The civil war between Rupert Murdoch's employees at the Sun newspaper and his media empire reached new heights on Thursday, as the National Union of Journalists called on embattled journalists to organize against News International.
The British trade union invited the staff of the newspaper to join its ranks and abandon their in-house union after the arrest of nine Sun journalists in connection with corrupt payments to civil servants.
It is the latest development in the war between News International and its journalists, who are outraged by the company's willingness to disclose their confidential sources and hand reporters over to the police.
NUJ secretary Michelle Stanistreet issued the invitation on former News of the World reporter Neville Thurlbeck's blog on Thursday. Thurlbeck, a central figure in News Corp.'s long-running scandal, was fired on charges of phone hacking, but has maintained his innocence and spoken out against the company.
In a post titled "NUJ to Place its Tanks on the Lawns of News Int," Stanistreet blasted News International for using the "careers and livelihoods" of journalists who have dedicated decades to the company as what she called "collateral damage." She alleged that the News International Staff Association could not provide journalists with "independent representation and genuine protection" because it is funded by Murdoch himself.
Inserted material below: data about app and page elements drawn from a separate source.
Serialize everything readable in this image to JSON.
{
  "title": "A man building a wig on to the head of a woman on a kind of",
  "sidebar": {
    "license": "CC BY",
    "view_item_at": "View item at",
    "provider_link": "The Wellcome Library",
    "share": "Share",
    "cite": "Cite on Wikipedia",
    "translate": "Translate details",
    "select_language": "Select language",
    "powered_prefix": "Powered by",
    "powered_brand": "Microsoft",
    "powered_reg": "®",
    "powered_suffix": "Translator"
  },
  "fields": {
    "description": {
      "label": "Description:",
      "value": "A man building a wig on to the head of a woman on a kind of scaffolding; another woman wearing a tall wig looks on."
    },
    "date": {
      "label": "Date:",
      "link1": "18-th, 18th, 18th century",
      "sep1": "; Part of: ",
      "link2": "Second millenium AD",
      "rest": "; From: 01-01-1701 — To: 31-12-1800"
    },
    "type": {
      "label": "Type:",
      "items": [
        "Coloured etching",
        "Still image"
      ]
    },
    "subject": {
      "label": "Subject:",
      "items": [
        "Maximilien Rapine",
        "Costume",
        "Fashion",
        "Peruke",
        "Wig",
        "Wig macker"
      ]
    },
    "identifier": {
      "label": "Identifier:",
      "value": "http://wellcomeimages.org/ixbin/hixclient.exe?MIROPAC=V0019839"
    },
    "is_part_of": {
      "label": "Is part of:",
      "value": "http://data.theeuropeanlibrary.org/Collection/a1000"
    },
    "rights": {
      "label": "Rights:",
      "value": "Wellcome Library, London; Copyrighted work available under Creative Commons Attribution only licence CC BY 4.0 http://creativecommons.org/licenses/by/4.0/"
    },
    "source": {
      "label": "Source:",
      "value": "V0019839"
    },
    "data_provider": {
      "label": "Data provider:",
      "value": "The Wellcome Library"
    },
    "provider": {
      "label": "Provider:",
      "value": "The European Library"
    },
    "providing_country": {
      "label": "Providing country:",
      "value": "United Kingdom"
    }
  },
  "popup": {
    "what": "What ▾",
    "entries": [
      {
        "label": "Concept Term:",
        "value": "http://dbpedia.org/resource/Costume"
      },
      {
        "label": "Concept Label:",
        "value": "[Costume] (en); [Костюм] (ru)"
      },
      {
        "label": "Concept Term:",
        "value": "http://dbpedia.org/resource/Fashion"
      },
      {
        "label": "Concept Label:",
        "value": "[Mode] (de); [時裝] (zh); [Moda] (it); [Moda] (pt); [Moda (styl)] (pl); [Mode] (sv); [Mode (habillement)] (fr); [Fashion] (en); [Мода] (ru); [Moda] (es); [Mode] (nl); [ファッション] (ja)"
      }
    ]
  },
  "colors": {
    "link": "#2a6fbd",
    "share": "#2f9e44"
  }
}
"Murdoch gave it life, he sustains it with his own money -- the links are seamless," Stanistreet wrote. "If you want protection that’s independent, that puts journalists and journalism first -– you need to join the NUJ now."
She also confirmed reports that the union is preparing to launch a legal challenge to News International's disclosure of confidential sources to police. "Two eminent QCs – Geoffrey Robertson and John Hendy – are working with me on a range of legal measures to challenge the actions of the MSC and to provide help and support to members at News International before more members are thrown to the wolves," she announced.
In a follow-up post, Thurlbeck championed the NUJ's campaign, and lit into Murdoch and News International. He compared the company's internal Management and Standards Committee, which has been providing information to the police, to a "hired assassin" working to mitigate the damage for Murdoch.
He also attributed a Reuters article, which quoted an anonymous source describing the bribery charges as "serious suspected criminality over a sustained period," to the committee. He called the quote "the slyest of stabs" and "an 'Et tu, Brute?' moment even more treacherous than their now infamous, 'draining the swamp' quote."
More:The Sun Neville Thurlbeck The Sun Rupert Murdoch Neville Thurlbeck The Sun The Sun National Union Of Journalists The Sun Bribery Scandal
How will Donald Trump’s first 100 days impact YOU? Subscribe, choose the community that you most identify with or want to learn more about and we’ll send you the news that matters most once a week throughout Trump’s first 100 days in office. Learn more